- Data for analysis
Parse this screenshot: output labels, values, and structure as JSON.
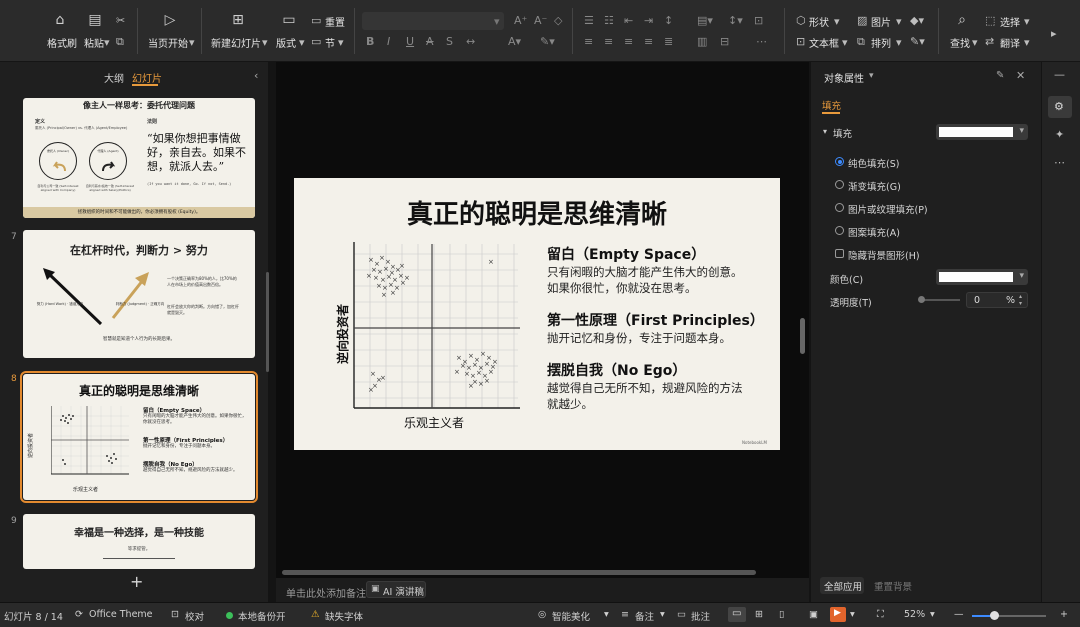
{
  "toolbar": {
    "format_painter": "格式刷",
    "paste": "粘贴",
    "from_current": "当页开始",
    "new_slide": "新建幻灯片",
    "layout": "版式",
    "reset": "重置",
    "section": "节",
    "shape": "形状",
    "picture": "图片",
    "textbox": "文本框",
    "arrange": "排列",
    "find": "查找",
    "select": "选择",
    "translate": "翻译"
  },
  "left_panel": {
    "tab_outline": "大纲",
    "tab_slides": "幻灯片",
    "add_slide": "+",
    "slides": [
      {
        "number": "",
        "title": "像主人一样思考：委托代理问题",
        "definition_label": "定义",
        "rule_label": "法则",
        "definition_text": "委托人 (Principal/Owner) vs. 代理人 (Agent/Employee)",
        "principal_label": "委托人 (Owner)",
        "agent_label": "代理人 (Agent)",
        "principal_desc": "自利与公司一致 (Self-interest aligned with Company)",
        "agent_desc": "自利与薪水/绩效一致 (Self-interest aligned with Salary/Politics)",
        "quote": "“如果你想把事情做好，亲自去。如果不想，就派人去。”",
        "quote_en": "(If you want it done, Go. If not, Send.)",
        "footer": "拯救组织的时间和不可能做出的，你必须拥有股权 (Equity)。"
      },
      {
        "number": "7",
        "title": "在杠杆时代，判断力 > 努力",
        "hard_work": "努力 (Hard Work) · 错误方向",
        "judgment": "判断力 (Judgment) · 正确方向",
        "text1": "一个决策正确率为80%的人，比70%的人在市场上的价值高出数百倍。",
        "text2": "杠杆会放大你的判断。方向错了，加杠杆就是毁灭。",
        "footer": "智慧就是知道个人行为的长期后果。"
      },
      {
        "number": "8",
        "title": "真正的聪明是思维清晰",
        "p1_title": "留白（Empty Space）",
        "p1_text": "只有闲暇的大脑才能产生伟大的创意。如果你很忙，你就没在思考。",
        "p2_title": "第一性原理（First Principles）",
        "p2_text": "抛开记忆和身份，专注于问题本身。",
        "p3_title": "摆脱自我（No Ego）",
        "p3_text": "越觉得自己无所不知，规避风险的方法就越少。",
        "y_label": "逆向投资者",
        "x_label": "乐观主义者"
      },
      {
        "number": "9",
        "title": "幸福是一种选择，是一种技能",
        "subtitle": "等求提管。"
      }
    ]
  },
  "main_slide": {
    "title": "真正的聪明是思维清晰",
    "point1_title": "留白（Empty Space）",
    "point1_line1": "只有闲暇的大脑才能产生伟大的创意。",
    "point1_line2": "如果你很忙，你就没在思考。",
    "point2_title": "第一性原理（First Principles）",
    "point2_line1": "抛开记忆和身份，专注于问题本身。",
    "point3_title": "摆脱自我（No Ego）",
    "point3_line1": "越觉得自己无所不知，规避风险的方法",
    "point3_line2": "就越少。",
    "y_axis_label": "逆向投资者",
    "x_axis_label": "乐观主义者",
    "watermark": "NotebookLM"
  },
  "notes": {
    "placeholder": "单击此处添加备注",
    "ai_button": "AI 演讲稿"
  },
  "right_panel": {
    "title": "对象属性",
    "tab_fill": "填充",
    "section_fill": "填充",
    "options": [
      "纯色填充(S)",
      "渐变填充(G)",
      "图片或纹理填充(P)",
      "图案填充(A)"
    ],
    "hide_bg": "隐藏背景图形(H)",
    "color_label": "颜色(C)",
    "transparency_label": "透明度(T)",
    "transparency_value": "0",
    "percent": "%",
    "apply_all": "全部应用",
    "reset_bg": "重置背景"
  },
  "status": {
    "slide_info": "幻灯片 8 / 14",
    "theme": "Office Theme",
    "proofing": "校对",
    "backup": "本地备份开",
    "missing_font": "缺失字体",
    "beautify": "智能美化",
    "notes": "备注",
    "comments": "批注",
    "zoom": "52%"
  }
}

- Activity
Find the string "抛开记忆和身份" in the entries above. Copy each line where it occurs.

- Response box
        "p2_text": "抛开记忆和身份，专注于问题本身。",
    "point2_line1": "抛开记忆和身份，专注于问题本身。",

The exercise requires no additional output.